- The Latest
- Our Blog
Satoshin@gmx.com no longer exists Last week, the Internet was abuzz with news of the threatened unmasking of Bitcoin’s anonymous creator who is known only by the pseudonym “Satoshi Nakamoto.” A hacker or hackers got into Nakamoto’s email account — firstname.lastname@example.org — and announced plans to “dox” Bitcoin’s creator unless a ransom was paid.
Much like beauty, secure design seems to be in the eye of the beholder. Those who have gotten early access to Apple's Apple's next software release, iOS 8, have started playing around with it, and the security-minded among the previewers have started looking for flaws and bugs.
Imgur's users joked about the images available elsewhere on the site Imgur is a very popular image-sharing site. It was created by Alan Schaaf in 2009 when he was a junior in college, and he “gifted” it to Reddit. It quickly became Reddit’s go-to image-hosting site, and now has more than 100 million users and billions of page views per month.
Imgur's users joked about the images available elsewhere on the site Imgur is a very popular image-sharing site. It is one of the easiest ways to share photos online. It was created by Alan Schaaf in 2009 when he was a junior in college, and he “gifted” it to Reddit. It quickly became Reddit’s go-to image-hosting site, and now has more than 100 million users and billions of page views per month.
This week, a list of nearly five million Gmail addresses paired with passwords appeared online, posted in a Russian Bitcoin security forum.

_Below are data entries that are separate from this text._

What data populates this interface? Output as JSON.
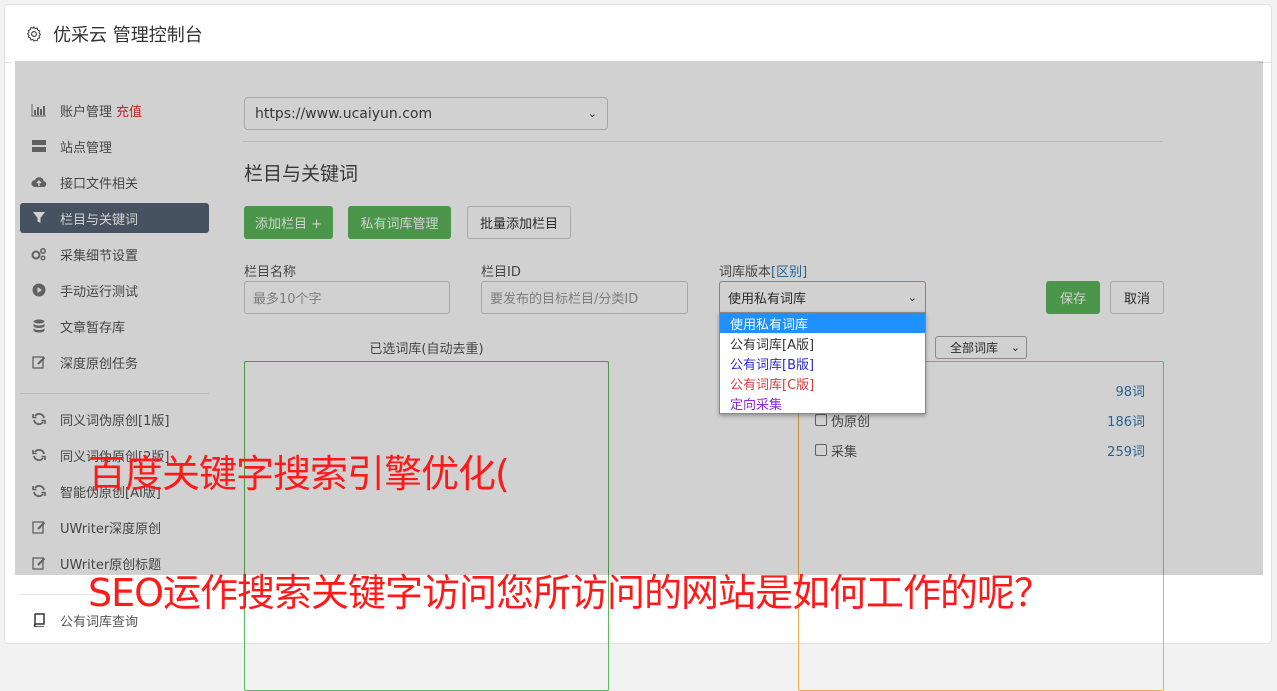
{
  "header": {
    "title": "优采云 管理控制台"
  },
  "sidebar": {
    "items": [
      {
        "label": "账户管理",
        "extra": "充值",
        "icon": "bar-chart-icon"
      },
      {
        "label": "站点管理",
        "icon": "server-icon"
      },
      {
        "label": "接口文件相关",
        "icon": "cloud-upload-icon"
      },
      {
        "label": "栏目与关键词",
        "icon": "filter-icon",
        "active": true
      },
      {
        "label": "采集细节设置",
        "icon": "gears-icon"
      },
      {
        "label": "手动运行测试",
        "icon": "play-circle-icon"
      },
      {
        "label": "文章暂存库",
        "icon": "database-icon"
      },
      {
        "label": "深度原创任务",
        "icon": "edit-icon"
      },
      {
        "label": "同义词伪原创[1版]",
        "icon": "refresh-icon"
      },
      {
        "label": "同义词伪原创[2版]",
        "icon": "refresh-icon"
      },
      {
        "label": "智能伪原创[AI版]",
        "icon": "refresh-icon"
      },
      {
        "label": "UWriter深度原创",
        "icon": "edit-icon"
      },
      {
        "label": "UWriter原创标题",
        "icon": "edit-icon"
      },
      {
        "label": "公有词库查询",
        "icon": "book-icon"
      }
    ]
  },
  "main": {
    "site_url": "https://www.ucaiyun.com",
    "section_title": "栏目与关键词",
    "buttons": {
      "add_column": "添加栏目 +",
      "private_lib": "私有词库管理",
      "batch_add": "批量添加栏目",
      "save": "保存",
      "cancel": "取消"
    },
    "fields": {
      "column_name_label": "栏目名称",
      "column_name_placeholder": "最多10个字",
      "column_id_label": "栏目ID",
      "column_id_placeholder": "要发布的目标栏目/分类ID",
      "lib_version_label": "词库版本",
      "lib_version_link": "[区别]",
      "lib_version_value": "使用私有词库"
    },
    "dropdown_options": [
      {
        "label": "使用私有词库",
        "color": "#ffffff"
      },
      {
        "label": "公有词库[A版]",
        "color": "#333333"
      },
      {
        "label": "公有词库[B版]",
        "color": "#2a2ad6"
      },
      {
        "label": "公有词库[C版]",
        "color": "#d43f3a"
      },
      {
        "label": "定向采集",
        "color": "#8a2be2"
      }
    ],
    "selected_box_title": "已选词库(自动去重)",
    "lib_filter": "全部词库",
    "lib_rows": [
      {
        "label": "",
        "count": "98词"
      },
      {
        "label": "伪原创",
        "count": "186词"
      },
      {
        "label": "采集",
        "count": "259词"
      }
    ]
  },
  "watermark": {
    "line1": "百度关键字搜索引擎优化(",
    "line2": "SEO运作搜索关键字访问您所访问的网站是如何工作的呢？"
  },
  "colors": {
    "accent_green": "#5cb85c",
    "active_nav": "#566474",
    "watermark": "#ff1a1a"
  }
}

Some people who checked the list and found their Gmail addresses there reported that it contained an old password for them, and often a password that they had reused on multiple sites.
Former NSA chief Keith Alexander has been sweating it out in the spotlight this summer for converting his spy cred into a lucrative security consulting business shortly after stepping down from National Security Agency.
By Kashmir Hill and Thomas Fox-Brewster Before Edward Snowden smashed its digital doors wide open, the National Security Agency was seen as the mysterious keeper of an arsenal of dark-voodoo hacking weapons. Now we know the truth: NSA employees are almost too good at what they do–as are their counterparts at Israel’s elite military signal intelligence group, Unit 8200.
HackerOne encourages clients to broadcast their payouts Last month, Wired had a disturbing scoop for anyone who has posted an embarrassing revelation on the app Secret: a hacker named Benjamin Caudill had come up with a way to identify Secret’s anonymous users. The fear and thrill of learning about the hack was short-lived though.
Little is known about the mysterious creator of Bitcoin beyond his pseudonym, Satoshi Nakamoto, and the fact that he uses the email address email@example.com. However, the latter may no longer be true. An administrator on the Bitcoin forum Bitcointalk.org claimed Monday to have received a strange email from the address.
Apple Apple CEO Tim Cook spoke with the Wall Street Journal about some changes the company is making in response to the massive celeb hacking of 2014. Apple has stressed that the hack was not a “breach” of iCloud, which Cook reiterated, but that’s a matter of semantics. No, there wasn’t some kind of magical backdoor into iCloud.
The privacy dinosaur is a new permanent fixture on Facebook Facebook’s big blue privacy dinosaur is back and now he’s here to stay. For the next two weeks, Privasaurus Rex* will be asking people who sign onto Facebook on desktop to do a “privacy check-up” to see how exposed their information is and change their settings if they’re oversharing. The check-up is not too intrusive.
In 2011, when Scarlett Johansson’s nude photos were stolen by an email hacker and posted online, celeb blogger Perez Hilton’s site quickly and gleefully posted them, with the headline “Scarlett Johansson Nude Photo LEAK!” and a comment about “expecting her to be a little smarter than this.” It only took them down after threats from Johansson’s legal team.
Our devices are way too adept at collecting information about us. When we take photos with GPS-enabled cameras and smartphones, they often add a geotag to mark the spot where the image was taken, which is bad news for the many high-profile individuals whose photos leaked online this weekend.
It has happened before and it will happen again: a bunch of female entertainers or their partners have their private photos hacked and the sexual ones leaked online. There is usually one especially famous name in the bunch that leads the headlines, the starlet with the hottest career at the time of the leak. Last time it was Scarlett Johansson. This time it’s Jennifer Lawrence.
Hacker conference Defcon has a long tradition of playing "spot the fed," a game that involves outing government types who attend under the radar to learn about the latest hacking tricks and those who are expert at developing them. There was little challenge in the game this August when it came to one group of infiltrators from Washington, D.C.
Kashmir Hill's stories. The Not-So Private Parts: Welcome to The Not-So Private Parts where technology & privacy collide